Thai Steamed Mussels
This recipe is featured in American Terroir
“Steamed mussels are so easy, affordable, fast, and delicious that I don’t understand why more people don’t make them at home. (In fact, if you really want to keep things simple, replace everything but the mussels and coconut milk in the following recipe with a tablespoon or two of jarred red curry paste, and away you go.) Avoid buying wild mussels, which are invariably filled with grit. Of the many versions of steamed mussels, I find the one with Thai flavors to be the best, though I wouldn’t kick the Indian (curry and ginger), the Italian (white wine, garlic, tomato, and parsley), or the French (white wine, cream, and tarragon) varieties out of bed, either. If you’re not serving this with fries, a hot loaf of crusty bread is essential for mopping up the sauce.” — from American Terroir by Rowan Jacobsen
- Servings Serves 4 to 6
- 4 pounds mussels
- 4 cloves garlic, minced
- 14-ounce can coconut milk
- ½ teaspoon red pepper flakes (optional)
- juice of ½ lime
- 1 tablespoon fish sauce*
- 1 cup chopped fresh basil
- 1 cup chopped fresh cilantro
*Bottles of fish sauce (often with a freaky-looking baby on the front) are available in most supermarkets these days. Three dollars gets you a lifetime supply. Used like soy sauce, it will improve the taste of half the things you cook.
1. Rinse and scrub the mussels under cold running water. Discard any with broken or open shells; these are already dead. Remove any “beards” – the byssal thread, which sticks out of the middle of the mussel and which it uses for web-slinging itself around, Spider-Man-style. It’s an impressive piece of hardware, and unbelievably tough. To remove it, use a paring knife for leverage and yank it out with your thumb. You can also snip it off with scissors, but then you leave a little beard inside.

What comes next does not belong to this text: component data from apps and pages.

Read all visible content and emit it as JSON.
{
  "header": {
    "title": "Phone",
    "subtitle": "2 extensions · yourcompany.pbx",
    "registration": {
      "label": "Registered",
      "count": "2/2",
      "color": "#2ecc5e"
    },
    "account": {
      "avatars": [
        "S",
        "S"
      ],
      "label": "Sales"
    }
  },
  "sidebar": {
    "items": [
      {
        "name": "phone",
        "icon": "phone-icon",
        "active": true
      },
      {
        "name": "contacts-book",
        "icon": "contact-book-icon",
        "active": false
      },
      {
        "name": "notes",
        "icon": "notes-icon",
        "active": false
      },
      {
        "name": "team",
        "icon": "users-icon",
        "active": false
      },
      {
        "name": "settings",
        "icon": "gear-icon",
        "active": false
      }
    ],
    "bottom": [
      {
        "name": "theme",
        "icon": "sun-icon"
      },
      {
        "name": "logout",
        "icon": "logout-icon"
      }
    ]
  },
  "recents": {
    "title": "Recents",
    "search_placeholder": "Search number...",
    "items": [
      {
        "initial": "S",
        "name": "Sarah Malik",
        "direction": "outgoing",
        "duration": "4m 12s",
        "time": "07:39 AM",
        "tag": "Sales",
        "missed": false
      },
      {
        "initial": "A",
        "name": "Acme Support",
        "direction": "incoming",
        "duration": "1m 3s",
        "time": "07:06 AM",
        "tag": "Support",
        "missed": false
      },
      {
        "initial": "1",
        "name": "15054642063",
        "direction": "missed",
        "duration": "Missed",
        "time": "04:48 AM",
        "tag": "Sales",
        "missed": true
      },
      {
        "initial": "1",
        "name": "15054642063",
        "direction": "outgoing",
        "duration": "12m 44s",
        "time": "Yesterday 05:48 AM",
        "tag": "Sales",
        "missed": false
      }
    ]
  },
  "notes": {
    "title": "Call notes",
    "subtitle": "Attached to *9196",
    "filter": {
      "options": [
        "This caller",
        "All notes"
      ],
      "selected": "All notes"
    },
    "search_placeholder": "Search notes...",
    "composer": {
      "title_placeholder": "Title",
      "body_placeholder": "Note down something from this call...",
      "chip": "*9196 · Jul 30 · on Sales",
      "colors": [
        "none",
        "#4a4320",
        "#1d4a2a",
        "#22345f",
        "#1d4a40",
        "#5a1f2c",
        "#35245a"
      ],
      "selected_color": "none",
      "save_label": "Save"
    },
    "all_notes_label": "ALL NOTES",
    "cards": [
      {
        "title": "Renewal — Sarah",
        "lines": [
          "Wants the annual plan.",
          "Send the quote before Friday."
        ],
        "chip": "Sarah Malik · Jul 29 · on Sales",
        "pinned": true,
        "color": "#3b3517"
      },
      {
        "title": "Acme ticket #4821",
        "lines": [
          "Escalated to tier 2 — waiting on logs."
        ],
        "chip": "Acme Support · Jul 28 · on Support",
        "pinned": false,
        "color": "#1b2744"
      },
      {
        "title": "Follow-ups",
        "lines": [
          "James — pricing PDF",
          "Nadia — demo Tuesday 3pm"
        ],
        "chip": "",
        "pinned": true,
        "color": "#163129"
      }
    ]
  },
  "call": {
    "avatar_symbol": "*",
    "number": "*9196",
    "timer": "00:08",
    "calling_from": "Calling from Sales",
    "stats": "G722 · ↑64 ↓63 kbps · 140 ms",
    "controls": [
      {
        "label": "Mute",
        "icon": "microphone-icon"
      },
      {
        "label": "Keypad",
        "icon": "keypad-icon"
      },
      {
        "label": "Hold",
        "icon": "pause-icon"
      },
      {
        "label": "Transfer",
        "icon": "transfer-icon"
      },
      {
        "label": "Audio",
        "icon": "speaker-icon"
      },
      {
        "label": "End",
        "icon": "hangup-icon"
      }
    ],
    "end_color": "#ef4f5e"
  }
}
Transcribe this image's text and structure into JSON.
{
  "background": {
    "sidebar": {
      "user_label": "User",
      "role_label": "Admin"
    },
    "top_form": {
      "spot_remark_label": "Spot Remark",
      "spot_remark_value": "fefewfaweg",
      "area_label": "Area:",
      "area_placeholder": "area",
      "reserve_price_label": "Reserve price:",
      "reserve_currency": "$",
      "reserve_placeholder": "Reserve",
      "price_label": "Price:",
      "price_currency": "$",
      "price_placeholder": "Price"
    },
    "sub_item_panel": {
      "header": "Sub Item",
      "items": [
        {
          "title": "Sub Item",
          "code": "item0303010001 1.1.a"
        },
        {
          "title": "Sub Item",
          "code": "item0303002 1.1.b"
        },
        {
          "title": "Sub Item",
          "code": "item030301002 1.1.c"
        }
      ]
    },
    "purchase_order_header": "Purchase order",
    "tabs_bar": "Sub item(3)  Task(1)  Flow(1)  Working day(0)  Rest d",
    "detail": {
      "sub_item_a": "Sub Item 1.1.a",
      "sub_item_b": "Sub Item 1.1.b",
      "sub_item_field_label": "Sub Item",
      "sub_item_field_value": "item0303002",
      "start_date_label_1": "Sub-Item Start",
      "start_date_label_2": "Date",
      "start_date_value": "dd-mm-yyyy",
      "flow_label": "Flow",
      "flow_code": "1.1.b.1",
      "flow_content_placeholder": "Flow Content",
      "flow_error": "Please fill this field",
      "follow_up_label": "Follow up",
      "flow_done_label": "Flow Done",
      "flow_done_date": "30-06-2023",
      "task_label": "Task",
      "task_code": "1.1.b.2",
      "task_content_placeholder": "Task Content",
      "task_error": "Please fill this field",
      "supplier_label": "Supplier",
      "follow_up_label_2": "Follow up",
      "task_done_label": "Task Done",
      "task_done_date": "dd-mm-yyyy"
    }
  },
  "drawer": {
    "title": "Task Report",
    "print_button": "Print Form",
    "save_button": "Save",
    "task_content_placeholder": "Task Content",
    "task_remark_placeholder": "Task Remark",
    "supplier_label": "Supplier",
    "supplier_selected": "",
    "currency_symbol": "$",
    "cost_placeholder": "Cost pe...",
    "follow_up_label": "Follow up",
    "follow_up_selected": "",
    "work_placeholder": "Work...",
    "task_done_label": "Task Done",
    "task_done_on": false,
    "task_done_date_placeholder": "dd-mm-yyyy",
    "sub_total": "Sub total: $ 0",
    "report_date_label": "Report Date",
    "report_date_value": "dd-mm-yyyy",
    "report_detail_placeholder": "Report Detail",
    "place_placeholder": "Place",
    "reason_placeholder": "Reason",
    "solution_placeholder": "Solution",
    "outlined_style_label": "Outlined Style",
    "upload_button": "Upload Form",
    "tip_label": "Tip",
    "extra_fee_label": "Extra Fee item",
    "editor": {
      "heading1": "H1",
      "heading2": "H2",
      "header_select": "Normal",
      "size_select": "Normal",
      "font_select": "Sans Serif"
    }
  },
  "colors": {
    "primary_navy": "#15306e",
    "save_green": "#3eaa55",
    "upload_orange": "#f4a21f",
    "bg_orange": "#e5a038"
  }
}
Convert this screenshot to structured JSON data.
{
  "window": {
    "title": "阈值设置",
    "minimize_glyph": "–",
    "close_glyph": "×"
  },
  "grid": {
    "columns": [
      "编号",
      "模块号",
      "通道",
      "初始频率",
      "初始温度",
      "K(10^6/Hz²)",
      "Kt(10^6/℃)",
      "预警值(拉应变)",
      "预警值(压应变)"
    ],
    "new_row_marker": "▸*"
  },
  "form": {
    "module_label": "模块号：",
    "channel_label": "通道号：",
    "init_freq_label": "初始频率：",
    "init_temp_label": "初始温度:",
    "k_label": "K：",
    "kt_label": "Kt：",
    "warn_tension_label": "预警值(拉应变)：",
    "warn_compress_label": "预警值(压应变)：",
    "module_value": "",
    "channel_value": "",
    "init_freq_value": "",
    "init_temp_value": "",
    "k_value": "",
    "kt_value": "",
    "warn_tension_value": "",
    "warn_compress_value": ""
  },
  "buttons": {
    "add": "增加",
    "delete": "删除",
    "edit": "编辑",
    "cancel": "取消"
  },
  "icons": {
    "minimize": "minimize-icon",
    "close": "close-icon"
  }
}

2. Combine everything but the fresh herbs in a large pot, cover, and cook over high heat, stirring occasionally, until the mussel shells have opened and the mussels have plumped up, about 12 to 15 minutes. Turn off the heat, dump the mussels into a large serving bowl, toss the herbs on top, and let everybody have at it. Or, if decorum is of the essence, serve them in individual bowls. Either way, you’ll need a bowl for the discarded shells.